**What this task involves:**
The full set of entries has to be output exactly.

**Information supplied:**
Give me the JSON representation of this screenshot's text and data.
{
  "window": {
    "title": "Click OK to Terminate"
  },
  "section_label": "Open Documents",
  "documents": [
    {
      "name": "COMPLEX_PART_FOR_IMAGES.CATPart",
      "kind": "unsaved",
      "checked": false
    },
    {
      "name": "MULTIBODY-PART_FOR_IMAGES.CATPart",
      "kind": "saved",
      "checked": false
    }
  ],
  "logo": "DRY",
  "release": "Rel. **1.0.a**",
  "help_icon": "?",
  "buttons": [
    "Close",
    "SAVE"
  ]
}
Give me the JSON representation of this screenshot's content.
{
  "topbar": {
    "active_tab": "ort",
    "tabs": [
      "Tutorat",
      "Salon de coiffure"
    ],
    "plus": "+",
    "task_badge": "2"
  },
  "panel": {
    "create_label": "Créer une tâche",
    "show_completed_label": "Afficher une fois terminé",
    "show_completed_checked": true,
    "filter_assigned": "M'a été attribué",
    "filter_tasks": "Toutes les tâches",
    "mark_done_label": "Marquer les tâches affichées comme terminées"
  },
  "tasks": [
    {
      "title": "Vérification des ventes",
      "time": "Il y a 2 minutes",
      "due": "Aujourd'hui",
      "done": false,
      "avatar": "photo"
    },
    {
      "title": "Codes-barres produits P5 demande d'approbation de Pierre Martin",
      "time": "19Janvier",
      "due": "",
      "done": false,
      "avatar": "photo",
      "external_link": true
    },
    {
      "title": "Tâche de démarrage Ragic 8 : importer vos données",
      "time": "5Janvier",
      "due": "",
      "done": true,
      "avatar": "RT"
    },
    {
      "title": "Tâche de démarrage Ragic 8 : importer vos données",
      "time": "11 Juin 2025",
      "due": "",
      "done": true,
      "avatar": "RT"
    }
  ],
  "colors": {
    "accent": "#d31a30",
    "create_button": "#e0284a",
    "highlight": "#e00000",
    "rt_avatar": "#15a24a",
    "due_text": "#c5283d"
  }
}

**Answer area:**
Give me the JSON representation of this screenshot's text and data.
{
  "window": {
    "title": "Click OK to Terminate"
  },
  "section_label": "Open Documents",
  "documents": [
    {
      "name": "COMPLEX_PART_FOR_IMAGES.CATPart",
      "kind": "unsaved",
      "checked": false
    },
    {
      "name": "MULTIBODY-PART_FOR_IMAGES.CATPart",
      "kind": "saved",
      "checked": false
    }
  ],
  "logo": "DRY",
  "release": "Rel. **1.0.a**",
  "help_icon": "?",
  "buttons": [
    "Close",
    "SAVE"
  ]
}
Give me the JSON representation of this screenshot's content.
{
  "topbar": {
    "active_tab": "ort",
    "tabs": [
      "Tutorat",
      "Salon de coiffure"
    ],
    "plus": "+",
    "task_badge": "2"
  },
  "panel": {
    "create_label": "Créer une tâche",
    "show_completed_label": "Afficher une fois terminé",
    "show_completed_checked": true,
    "filter_assigned": "M'a été attribué",
    "filter_tasks": "Toutes les tâches",
    "mark_done_label": "Marquer les tâches affichées comme terminées"
  },
  "tasks": [
    {
      "title": "Vérification des ventes",
      "time": "Il y a 2 minutes",
      "due": "Aujourd'hui",
      "done": false,
      "avatar": "photo"
    },
    {
      "title": "Codes-barres produits P5 demande d'approbation de Pierre Martin",
      "time": "19Janvier",
      "due": "",
      "done": false,
      "avatar": "photo",
      "external_link": true
    },
    {
      "title": "Tâche de démarrage Ragic 8 : importer vos données",
      "time": "5Janvier",
      "due": "",
      "done": true,
      "avatar": "RT"
    },
    {
      "title": "Tâche de démarrage Ragic 8 : importer vos données",
      "time": "11 Juin 2025",
      "due": "",
      "done": true,
      "avatar": "RT"
    }
  ],
  "colors": {
    "accent": "#d31a30",
    "create_button": "#e0284a",
    "highlight": "#e00000",
    "rt_avatar": "#15a24a",
    "due_text": "#c5283d"
  }
}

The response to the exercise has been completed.